May 8th celebrates the World Ovarian Cancer Day, an opportunity to raise awareness and educate different communities about ovarian cancer and its symptoms. For women living with the disease, and their families and friends, World Ovarian Cancer Day is meant to build a sense of solidarity in the fight against the disease.
Ovarian cancer has the lowest survival rate of all gynecologic cancers, and is characterized around the world by a lack of awareness of symptoms and late stage diagnosis.
Ovarian cancer is diagnosed annually in nearly a quarter of a million women globally, and is responsible for 140,000 deaths each year. Statistics show that just 45% of women with ovarian cancer are likely to survive for five years compared to up to 89% of women with breast cancer. Developing and developed nations are similarly affected by this disease.

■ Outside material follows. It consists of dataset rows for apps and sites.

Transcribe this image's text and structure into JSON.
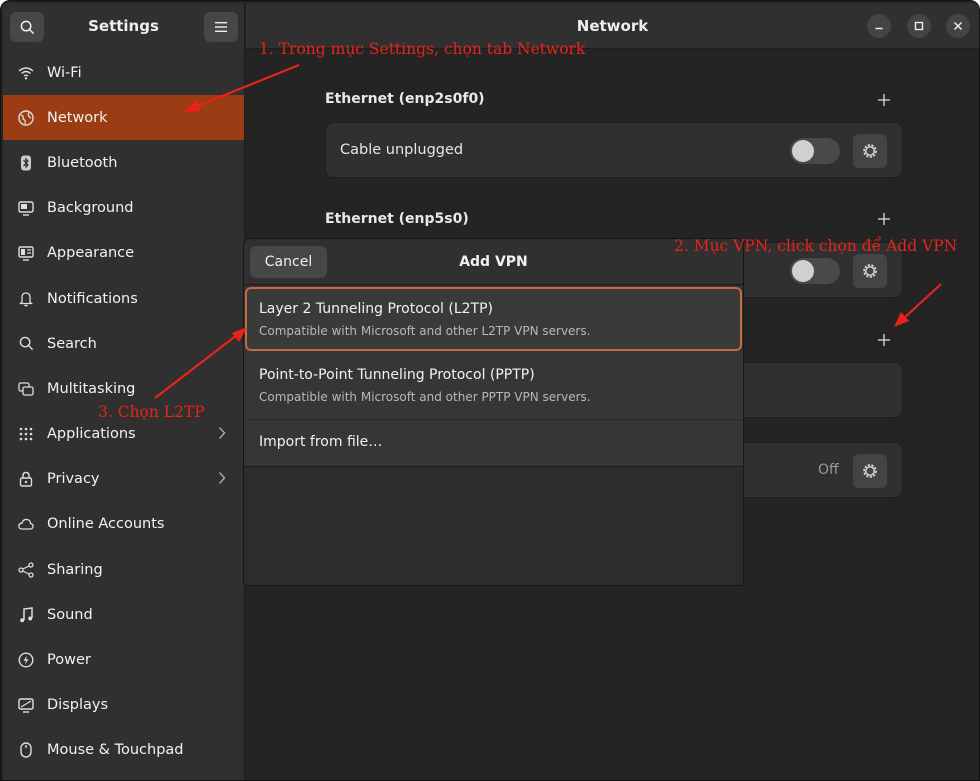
{
  "sidebar": {
    "title": "Settings",
    "items": [
      {
        "label": "Wi-Fi",
        "icon": "wifi-icon"
      },
      {
        "label": "Network",
        "icon": "globe-icon",
        "active": true
      },
      {
        "label": "Bluetooth",
        "icon": "bluetooth-icon"
      },
      {
        "label": "Background",
        "icon": "monitor-icon"
      },
      {
        "label": "Appearance",
        "icon": "appearance-icon"
      },
      {
        "label": "Notifications",
        "icon": "bell-icon"
      },
      {
        "label": "Search",
        "icon": "search-icon"
      },
      {
        "label": "Multitasking",
        "icon": "multitasking-icon"
      },
      {
        "label": "Applications",
        "icon": "grid-icon",
        "chevron": true
      },
      {
        "label": "Privacy",
        "icon": "lock-icon",
        "chevron": true
      },
      {
        "label": "Online Accounts",
        "icon": "cloud-icon"
      },
      {
        "label": "Sharing",
        "icon": "share-icon"
      },
      {
        "label": "Sound",
        "icon": "music-icon"
      },
      {
        "label": "Power",
        "icon": "power-icon"
      },
      {
        "label": "Displays",
        "icon": "display-icon"
      },
      {
        "label": "Mouse & Touchpad",
        "icon": "mouse-icon"
      }
    ]
  },
  "header": {
    "title": "Network"
  },
  "sections": {
    "eth1": {
      "title": "Ethernet (enp2s0f0)",
      "status": "Cable unplugged"
    },
    "eth2": {
      "title": "Ethernet (enp5s0)"
    },
    "proxy": {
      "status": "Off"
    }
  },
  "dialog": {
    "cancel_label": "Cancel",
    "title": "Add VPN",
    "options": [
      {
        "title": "Layer 2 Tunneling Protocol (L2TP)",
        "subtitle": "Compatible with Microsoft and other L2TP VPN servers."
      },
      {
        "title": "Point-to-Point Tunneling Protocol (PPTP)",
        "subtitle": "Compatible with Microsoft and other PPTP VPN servers."
      },
      {
        "title": "Import from file…"
      }
    ]
  },
  "annotations": {
    "step1": "1. Trong mục Settings, chọn tab Network",
    "step2": "2. Mục VPN, click chọn để Add VPN",
    "step3": "3. Chọn L2TP"
  },
  "colors": {
    "accent": "#9b3c14",
    "selection_border": "#c46a3e",
    "annotation": "#e8231a"
  }
}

Unlike more common cancers, there are significant challenges as the disease has been largely overlooked and underfunded to this point. Symptoms which are similar to those of less serious illnesses, the absence of an early detection test, and the resulting late diagnosis and poor outcomes means there are few survivors of the disease to become advocates. Symptoms are often misdiagnosed, as they can be confused with symptoms of other less severe illnesses, particularly gastrointestinal complaints.
There is no accurate and reliable screening test for ovarian cancer. What is known at this point is that a number of factors increase a woman’s risk of developing ovarian cancer:
(1) Age: The majority of cases of ovarian cancer occur in women over the age of 55, once women have gone through menopause. Some types of ovarian cancer can appear in young women.
(2) Family history: Women who may be at a higher risk (relative to the general population) of developing ovarian cancer are those who on either their father’s or mother’s side of the family have two or more relatives who have had ovarian, breast, colon or uterine cancer.
(3) Genetics: Being a known carrier of abnormalities in the genes that help to repair cell damage also increases the risk.
(4) Other factors: Women who have not had children, never taken the contraceptive pill, who started their periods at an early age or whose menopause started at a later age than average have a higher risk of developing ovarian cancer. Women who have previously had endometriosis may be more likely to develop ovarian cancer....